Harnessing the power of artificial intelligence (AI) provides enticing opportunities that could transform the medical field.
Artificial intelligence is undergoing a moment of zeitgeist. From the hosts of Westworld to Turing-tested humanoid Ava from Ex Machina , the paranoid references to its possibilities and horrors are exploited in cinema. Siri, Cortana, and self-driving cars are perhaps popular, practical examples of the technology in use.
In September, U of T Professor Emeritus Geoffrey Hinton and President Emeritus David Naylor both published articles in the Journal of the American Medical Association on deep learning and its potential to transform medicine.
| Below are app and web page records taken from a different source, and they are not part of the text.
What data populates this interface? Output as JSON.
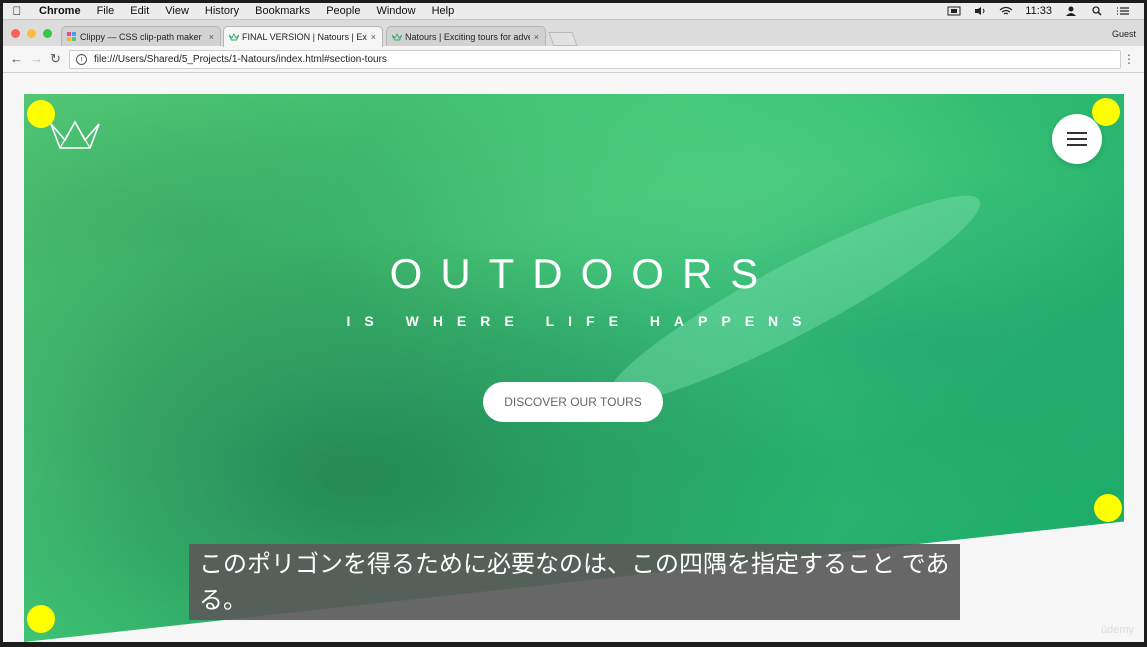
{
  "menubar": {
    "app": "Chrome",
    "items": [
      "File",
      "Edit",
      "View",
      "History",
      "Bookmarks",
      "People",
      "Window",
      "Help"
    ],
    "time": "11:33"
  },
  "tabs": [
    {
      "title": "Clippy — CSS clip-path maker",
      "close": "×"
    },
    {
      "title": "FINAL VERSION | Natours | Exciting tours",
      "close": "×"
    },
    {
      "title": "Natours | Exciting tours for adventurous",
      "close": "×"
    }
  ],
  "guest_label": "Guest",
  "address": "file:///Users/Shared/5_Projects/1-Natours/index.html#section-tours",
  "hero": {
    "title": "OUTDOORS",
    "subtitle": "IS WHERE LIFE HAPPENS",
    "cta": "DISCOVER OUR TOURS"
  },
  "caption": "このポリゴンを得るために必要なのは、この四隅を指定すること である。",
  "watermark": "ûdemy",
  "colors": {
    "hero_green_light": "#5dd67f",
    "hero_green_dark": "#19a868",
    "corner_marker": "#ffff00"
  }
}
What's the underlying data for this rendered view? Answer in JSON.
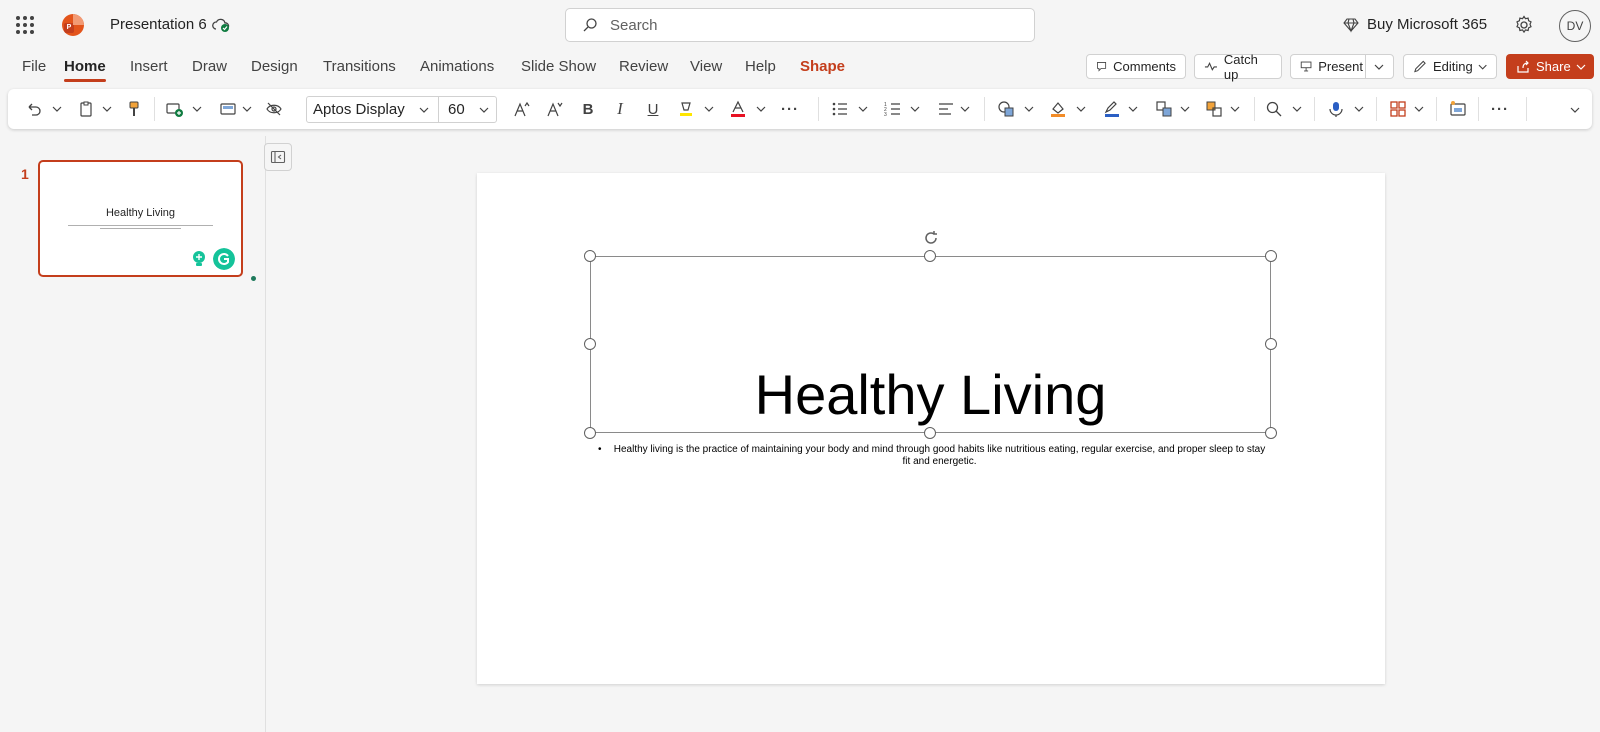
{
  "app": {
    "title": "Presentation 6",
    "search_placeholder": "Search",
    "buy_label": "Buy Microsoft 365",
    "avatar_initials": "DV"
  },
  "tabs": [
    "File",
    "Home",
    "Insert",
    "Draw",
    "Design",
    "Transitions",
    "Animations",
    "Slide Show",
    "Review",
    "View",
    "Help",
    "Shape"
  ],
  "actions": {
    "comments": "Comments",
    "catch_up": "Catch up",
    "present": "Present",
    "editing": "Editing",
    "share": "Share"
  },
  "ribbon": {
    "font_name": "Aptos Display",
    "font_size": "60",
    "bold": "B",
    "italic": "I",
    "underline": "U",
    "more": "···"
  },
  "thumbnail": {
    "number": "1",
    "title": "Healthy Living"
  },
  "slide": {
    "title": "Healthy Living",
    "bullet": "•",
    "body": "Healthy living is the practice of maintaining your body and mind through good habits like nutritious eating, regular exercise, and proper sleep to stay fit and energetic."
  },
  "colors": {
    "accent": "#c43e1c",
    "grammarly": "#15c39a"
  }
}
Hinton, who is also a vice-president and engineering fellow at Google, distilled intricate aspects of deep learning in his article, while Naylor explored prospects for machine learning in health care in his.
At U of T, Canada Research Chair in Robots for Society and Associate Professor Goldie Nejat and her team develop socially assistive robots to aid seniors, and Professor Shahrokh Valaee uses AI and artificial X-rays to pinpoint diseases.
“I believe in artificial intelligence in the long run,” said Dr. Franz Rudzicz. “I believe there is a future out there where you’ll have something like Echo in your house and Echo itself could diagnose you.”
Rudzicz is an Associate Scientist at the International Centre for Surgical Safety of the Li Ka Shing Knowledge Institute at St Michael’s Hospital and also a faculty member at the Vector Institute for Artificial Intelligence.
He is among a number of researchers working to use AI to transform the practice of medicine.At the Speech and Oral Communication lab (SPOClab), Rudzicz’s team of researchers investigate machine learning and natural language processing for use in health care practices.Their aim is to use data to produce software that helps individuals with disabilities communicate.
“We’re interested in the whole mechanism of speech and language processing. From the acoustics in speech, to how it is physically produced by the articulators, to how it’s produced in the brain,” said Rudzicz.
In the short term, Rudzicz sees the speech recognition technology as being a Google search for physicians, providing them with relevant medical information on their patient’s history.
It could help reduce the clerical burden for physicians by providing a transcription of communication with patients and integrating that with their electronic medical record.[…]